Nearly half reported staff cutbacks via either layoffs; hiring or promotion freezes; or budget cuts, although governments were one of the industries with the fewest cyber layoffs reported by respondents.
Respondents also reported insider threats and keeping pace with a changing regulatory environment around artificial intelligence, breach disclosure rules and more as big challenges over the last year. ISC2 included an ask for policymakers, regulators and lawmakers to harmonize regulations in the report.
Surveyed cybersecurity professionals also reported skills gaps around artificial intelligence—which nearly half of respondents admitted to having no or minimal knowledge about—along with cloud computing security and zero trust implementation.

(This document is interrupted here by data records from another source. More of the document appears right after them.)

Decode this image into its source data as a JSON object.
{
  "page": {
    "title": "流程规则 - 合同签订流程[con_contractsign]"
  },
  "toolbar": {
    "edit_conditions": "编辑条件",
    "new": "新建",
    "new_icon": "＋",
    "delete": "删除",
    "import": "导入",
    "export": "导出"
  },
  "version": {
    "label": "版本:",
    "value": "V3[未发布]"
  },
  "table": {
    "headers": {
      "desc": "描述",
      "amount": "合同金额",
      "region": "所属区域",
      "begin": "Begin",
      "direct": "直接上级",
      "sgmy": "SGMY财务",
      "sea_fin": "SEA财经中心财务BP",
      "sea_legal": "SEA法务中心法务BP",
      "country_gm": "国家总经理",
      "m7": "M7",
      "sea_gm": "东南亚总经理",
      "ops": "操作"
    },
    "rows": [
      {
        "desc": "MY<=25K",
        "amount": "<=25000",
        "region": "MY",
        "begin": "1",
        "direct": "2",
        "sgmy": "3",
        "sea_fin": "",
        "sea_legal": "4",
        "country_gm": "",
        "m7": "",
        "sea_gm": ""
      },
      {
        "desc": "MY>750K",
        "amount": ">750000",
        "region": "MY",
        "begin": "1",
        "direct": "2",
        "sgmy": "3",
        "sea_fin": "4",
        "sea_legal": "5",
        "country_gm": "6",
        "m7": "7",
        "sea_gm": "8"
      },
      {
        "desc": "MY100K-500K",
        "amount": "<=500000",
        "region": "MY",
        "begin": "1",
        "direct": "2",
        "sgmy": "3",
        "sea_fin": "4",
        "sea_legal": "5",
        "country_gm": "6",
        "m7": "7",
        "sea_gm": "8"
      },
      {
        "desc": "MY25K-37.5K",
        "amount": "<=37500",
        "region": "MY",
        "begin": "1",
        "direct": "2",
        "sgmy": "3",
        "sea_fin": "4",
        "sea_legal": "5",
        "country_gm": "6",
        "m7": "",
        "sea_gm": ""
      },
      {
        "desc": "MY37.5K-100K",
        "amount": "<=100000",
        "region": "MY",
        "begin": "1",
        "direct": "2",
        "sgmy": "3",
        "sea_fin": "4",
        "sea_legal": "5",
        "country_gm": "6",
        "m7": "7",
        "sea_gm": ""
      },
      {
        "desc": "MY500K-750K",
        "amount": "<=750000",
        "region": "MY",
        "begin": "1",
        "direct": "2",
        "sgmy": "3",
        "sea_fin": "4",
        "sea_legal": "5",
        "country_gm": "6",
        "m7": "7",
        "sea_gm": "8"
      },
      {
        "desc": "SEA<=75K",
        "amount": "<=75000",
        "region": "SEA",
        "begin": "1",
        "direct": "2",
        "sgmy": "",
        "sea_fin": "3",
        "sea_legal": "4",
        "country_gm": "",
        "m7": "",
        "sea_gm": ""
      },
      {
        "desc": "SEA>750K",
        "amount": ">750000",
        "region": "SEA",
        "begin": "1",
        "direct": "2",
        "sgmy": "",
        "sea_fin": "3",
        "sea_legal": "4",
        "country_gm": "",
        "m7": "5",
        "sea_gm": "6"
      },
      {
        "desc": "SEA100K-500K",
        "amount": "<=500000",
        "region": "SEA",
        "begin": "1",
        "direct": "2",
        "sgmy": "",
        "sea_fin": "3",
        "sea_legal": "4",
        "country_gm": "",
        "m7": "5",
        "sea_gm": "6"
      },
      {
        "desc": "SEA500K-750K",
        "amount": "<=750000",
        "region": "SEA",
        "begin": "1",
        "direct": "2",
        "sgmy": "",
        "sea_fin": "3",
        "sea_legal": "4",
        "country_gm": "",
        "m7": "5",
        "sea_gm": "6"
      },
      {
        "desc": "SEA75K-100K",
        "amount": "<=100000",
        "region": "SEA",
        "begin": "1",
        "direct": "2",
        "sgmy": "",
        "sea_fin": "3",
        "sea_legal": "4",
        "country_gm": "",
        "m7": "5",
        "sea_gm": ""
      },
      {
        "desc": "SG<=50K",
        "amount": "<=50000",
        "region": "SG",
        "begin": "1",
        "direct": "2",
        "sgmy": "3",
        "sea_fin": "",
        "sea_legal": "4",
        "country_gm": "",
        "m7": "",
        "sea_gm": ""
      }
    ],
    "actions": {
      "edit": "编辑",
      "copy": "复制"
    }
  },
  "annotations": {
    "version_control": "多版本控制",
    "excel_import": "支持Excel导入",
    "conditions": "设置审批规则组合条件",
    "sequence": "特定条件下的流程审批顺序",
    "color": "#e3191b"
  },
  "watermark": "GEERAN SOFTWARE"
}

With a growing need for more cyber workers, the report also included some insights on who is making it into the profession and how organizations are hiring. The field has historically been largely white and male.
There’s been a significant increase in people entering cybersecurity later in their career, as well as new entrants into the field being older than they were in previous years. Nearly half of the newest cyber workers were 39 or older, and only 21% under 30.
Cybersecurity workers with less than a year of experience are more likely to have a bachelor’s degree in cybersecurity and less likely to have gotten their start in IT, according to the report.
Despite the rise of cybersecurity degrees, a majority of respondents—70%—said that they valued entry-level experience over having a degree when asked what qualifications add up to an ideal candidate for the field.
Still, only 37% reported actually de-emphasizing technical degrees and certifications for new hires as a way to address workforce shortages. Doing so would align with a push to skills-based hiring included in the White House strategy, where employers vet for certain skills and aptitudes instead of checking for experience or educational attainment.
“There’s a lot of inconsistency on hiring practices,” said Wisniewski of the discrepancies, although she noted that “the conversation about, ‘Do you really need a degree to do that?’ is picking up some steam.”
As for the impact, “the escalating challenges facing cybersecurity professionals underscore the urgency of our message: organizations must invest in their teams, both in terms of new talent and existing staff, equipping them with the essential skills to navigate the constantly evolving threat landscape,” said ISC2 CEO Clar Rosso in a statement. “It is the only way to ensure a resilient profession that can strengthen our collective security.”